The full set of records needs to be retyped exactly.

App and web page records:
>>

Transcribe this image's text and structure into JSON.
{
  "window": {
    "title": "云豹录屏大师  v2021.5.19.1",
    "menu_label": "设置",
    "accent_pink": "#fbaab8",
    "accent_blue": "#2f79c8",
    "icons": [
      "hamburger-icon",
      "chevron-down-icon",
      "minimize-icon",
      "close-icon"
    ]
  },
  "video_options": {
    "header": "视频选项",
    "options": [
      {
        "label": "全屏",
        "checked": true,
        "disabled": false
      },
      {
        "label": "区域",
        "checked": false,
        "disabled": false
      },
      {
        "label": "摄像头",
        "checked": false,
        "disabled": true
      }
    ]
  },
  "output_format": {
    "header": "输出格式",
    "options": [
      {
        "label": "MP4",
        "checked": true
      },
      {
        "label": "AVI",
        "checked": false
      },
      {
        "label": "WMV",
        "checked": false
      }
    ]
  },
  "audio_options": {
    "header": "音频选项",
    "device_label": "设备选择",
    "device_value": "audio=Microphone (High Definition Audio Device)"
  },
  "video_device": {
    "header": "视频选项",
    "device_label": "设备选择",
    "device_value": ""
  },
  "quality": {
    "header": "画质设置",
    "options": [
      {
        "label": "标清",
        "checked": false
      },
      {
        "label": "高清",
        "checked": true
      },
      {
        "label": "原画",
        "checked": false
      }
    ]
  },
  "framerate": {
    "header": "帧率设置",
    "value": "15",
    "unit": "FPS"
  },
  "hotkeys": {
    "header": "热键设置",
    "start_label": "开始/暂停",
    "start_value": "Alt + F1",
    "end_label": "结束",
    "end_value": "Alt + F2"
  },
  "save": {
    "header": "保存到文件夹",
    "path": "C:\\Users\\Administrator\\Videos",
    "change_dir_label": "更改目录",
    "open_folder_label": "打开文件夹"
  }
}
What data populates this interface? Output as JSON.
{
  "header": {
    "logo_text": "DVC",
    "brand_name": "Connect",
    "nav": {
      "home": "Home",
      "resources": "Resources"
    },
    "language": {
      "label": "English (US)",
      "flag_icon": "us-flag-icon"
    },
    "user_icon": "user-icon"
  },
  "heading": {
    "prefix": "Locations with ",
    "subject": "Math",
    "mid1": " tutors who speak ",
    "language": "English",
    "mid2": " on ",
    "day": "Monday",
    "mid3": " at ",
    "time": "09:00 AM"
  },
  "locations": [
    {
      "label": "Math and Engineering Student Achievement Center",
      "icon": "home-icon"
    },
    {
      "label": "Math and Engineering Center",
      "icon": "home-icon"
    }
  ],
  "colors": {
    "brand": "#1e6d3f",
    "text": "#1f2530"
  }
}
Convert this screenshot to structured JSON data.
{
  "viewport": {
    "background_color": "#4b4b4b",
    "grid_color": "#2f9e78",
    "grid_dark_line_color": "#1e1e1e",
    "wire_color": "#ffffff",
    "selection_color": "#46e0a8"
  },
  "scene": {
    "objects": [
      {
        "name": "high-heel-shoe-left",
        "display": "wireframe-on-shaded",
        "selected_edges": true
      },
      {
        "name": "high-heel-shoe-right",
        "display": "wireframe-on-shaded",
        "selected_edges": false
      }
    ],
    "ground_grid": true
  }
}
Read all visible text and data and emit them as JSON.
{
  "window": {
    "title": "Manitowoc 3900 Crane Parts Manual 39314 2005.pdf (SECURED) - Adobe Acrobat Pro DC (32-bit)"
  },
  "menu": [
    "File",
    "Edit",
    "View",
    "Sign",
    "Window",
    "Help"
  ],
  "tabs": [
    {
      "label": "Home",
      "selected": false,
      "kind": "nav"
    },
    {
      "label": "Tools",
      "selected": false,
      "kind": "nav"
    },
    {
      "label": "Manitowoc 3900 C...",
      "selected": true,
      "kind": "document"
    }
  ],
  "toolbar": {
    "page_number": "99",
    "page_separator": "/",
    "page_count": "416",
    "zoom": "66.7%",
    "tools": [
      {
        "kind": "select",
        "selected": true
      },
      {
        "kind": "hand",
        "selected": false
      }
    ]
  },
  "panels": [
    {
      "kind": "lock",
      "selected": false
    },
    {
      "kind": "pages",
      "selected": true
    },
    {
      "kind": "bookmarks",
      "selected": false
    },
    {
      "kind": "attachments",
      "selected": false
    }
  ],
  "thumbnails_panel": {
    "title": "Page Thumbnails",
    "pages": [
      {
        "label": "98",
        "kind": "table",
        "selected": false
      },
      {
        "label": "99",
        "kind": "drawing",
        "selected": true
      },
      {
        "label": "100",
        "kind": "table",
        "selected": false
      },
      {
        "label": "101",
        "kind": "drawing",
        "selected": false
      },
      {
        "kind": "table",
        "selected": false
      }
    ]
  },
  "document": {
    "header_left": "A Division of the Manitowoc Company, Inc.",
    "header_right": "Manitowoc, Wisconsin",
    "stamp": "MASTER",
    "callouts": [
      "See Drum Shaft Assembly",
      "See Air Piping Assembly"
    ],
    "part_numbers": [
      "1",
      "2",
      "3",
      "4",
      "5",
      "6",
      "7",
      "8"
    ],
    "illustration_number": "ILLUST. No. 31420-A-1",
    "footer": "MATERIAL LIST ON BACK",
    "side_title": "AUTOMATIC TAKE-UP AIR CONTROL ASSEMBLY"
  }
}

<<

*SOLUTION TO THIS EXERCISE*.
Transcribe this image's text and structure into JSON.
{
  "window": {
    "title": "云豹录屏大师  v2021.5.19.1",
    "menu_label": "设置",
    "accent_pink": "#fbaab8",
    "accent_blue": "#2f79c8",
    "icons": [
      "hamburger-icon",
      "chevron-down-icon",
      "minimize-icon",
      "close-icon"
    ]
  },
  "video_options": {
    "header": "视频选项",
    "options": [
      {
        "label": "全屏",
        "checked": true,
        "disabled": false
      },
      {
        "label": "区域",
        "checked": false,
        "disabled": false
      },
      {
        "label": "摄像头",
        "checked": false,
        "disabled": true
      }
    ]
  },
  "output_format": {
    "header": "输出格式",
    "options": [
      {
        "label": "MP4",
        "checked": true
      },
      {
        "label": "AVI",
        "checked": false
      },
      {
        "label": "WMV",
        "checked": false
      }
    ]
  },
  "audio_options": {
    "header": "音频选项",
    "device_label": "设备选择",
    "device_value": "audio=Microphone (High Definition Audio Device)"
  },
  "video_device": {
    "header": "视频选项",
    "device_label": "设备选择",
    "device_value": ""
  },
  "quality": {
    "header": "画质设置",
    "options": [
      {
        "label": "标清",
        "checked": false
      },
      {
        "label": "高清",
        "checked": true
      },
      {
        "label": "原画",
        "checked": false
      }
    ]
  },
  "framerate": {
    "header": "帧率设置",
    "value": "15",
    "unit": "FPS"
  },
  "hotkeys": {
    "header": "热键设置",
    "start_label": "开始/暂停",
    "start_value": "Alt + F1",
    "end_label": "结束",
    "end_value": "Alt + F2"
  },
  "save": {
    "header": "保存到文件夹",
    "path": "C:\\Users\\Administrator\\Videos",
    "change_dir_label": "更改目录",
    "open_folder_label": "打开文件夹"
  }
}
What data populates this interface? Output as JSON.
{
  "header": {
    "logo_text": "DVC",
    "brand_name": "Connect",
    "nav": {
      "home": "Home",
      "resources": "Resources"
    },
    "language": {
      "label": "English (US)",
      "flag_icon": "us-flag-icon"
    },
    "user_icon": "user-icon"
  },
  "heading": {
    "prefix": "Locations with ",
    "subject": "Math",
    "mid1": " tutors who speak ",
    "language": "English",
    "mid2": " on ",
    "day": "Monday",
    "mid3": " at ",
    "time": "09:00 AM"
  },
  "locations": [
    {
      "label": "Math and Engineering Student Achievement Center",
      "icon": "home-icon"
    },
    {
      "label": "Math and Engineering Center",
      "icon": "home-icon"
    }
  ],
  "colors": {
    "brand": "#1e6d3f",
    "text": "#1f2530"
  }
}
Convert this screenshot to structured JSON data.
{
  "viewport": {
    "background_color": "#4b4b4b",
    "grid_color": "#2f9e78",
    "grid_dark_line_color": "#1e1e1e",
    "wire_color": "#ffffff",
    "selection_color": "#46e0a8"
  },
  "scene": {
    "objects": [
      {
        "name": "high-heel-shoe-left",
        "display": "wireframe-on-shaded",
        "selected_edges": true
      },
      {
        "name": "high-heel-shoe-right",
        "display": "wireframe-on-shaded",
        "selected_edges": false
      }
    ],
    "ground_grid": true
  }
}
Read all visible text and data and emit them as JSON.
{
  "window": {
    "title": "Manitowoc 3900 Crane Parts Manual 39314 2005.pdf (SECURED) - Adobe Acrobat Pro DC (32-bit)"
  },
  "menu": [
    "File",
    "Edit",
    "View",
    "Sign",
    "Window",
    "Help"
  ],
  "tabs": [
    {
      "label": "Home",
      "selected": false,
      "kind": "nav"
    },
    {
      "label": "Tools",
      "selected": false,
      "kind": "nav"
    },
    {
      "label": "Manitowoc 3900 C...",
      "selected": true,
      "kind": "document"
    }
  ],
  "toolbar": {
    "page_number": "99",
    "page_separator": "/",
    "page_count": "416",
    "zoom": "66.7%",
    "tools": [
      {
        "kind": "select",
        "selected": true
      },
      {
        "kind": "hand",
        "selected": false
      }
    ]
  },
  "panels": [
    {
      "kind": "lock",
      "selected": false
    },
    {
      "kind": "pages",
      "selected": true
    },
    {
      "kind": "bookmarks",
      "selected": false
    },
    {
      "kind": "attachments",
      "selected": false
    }
  ],
  "thumbnails_panel": {
    "title": "Page Thumbnails",
    "pages": [
      {
        "label": "98",
        "kind": "table",
        "selected": false
      },
      {
        "label": "99",
        "kind": "drawing",
        "selected": true
      },
      {
        "label": "100",
        "kind": "table",
        "selected": false
      },
      {
        "label": "101",
        "kind": "drawing",
        "selected": false
      },
      {
        "kind": "table",
        "selected": false
      }
    ]
  },
  "document": {
    "header_left": "A Division of the Manitowoc Company, Inc.",
    "header_right": "Manitowoc, Wisconsin",
    "stamp": "MASTER",
    "callouts": [
      "See Drum Shaft Assembly",
      "See Air Piping Assembly"
    ],
    "part_numbers": [
      "1",
      "2",
      "3",
      "4",
      "5",
      "6",
      "7",
      "8"
    ],
    "illustration_number": "ILLUST. No. 31420-A-1",
    "footer": "MATERIAL LIST ON BACK",
    "side_title": "AUTOMATIC TAKE-UP AIR CONTROL ASSEMBLY"
  }
}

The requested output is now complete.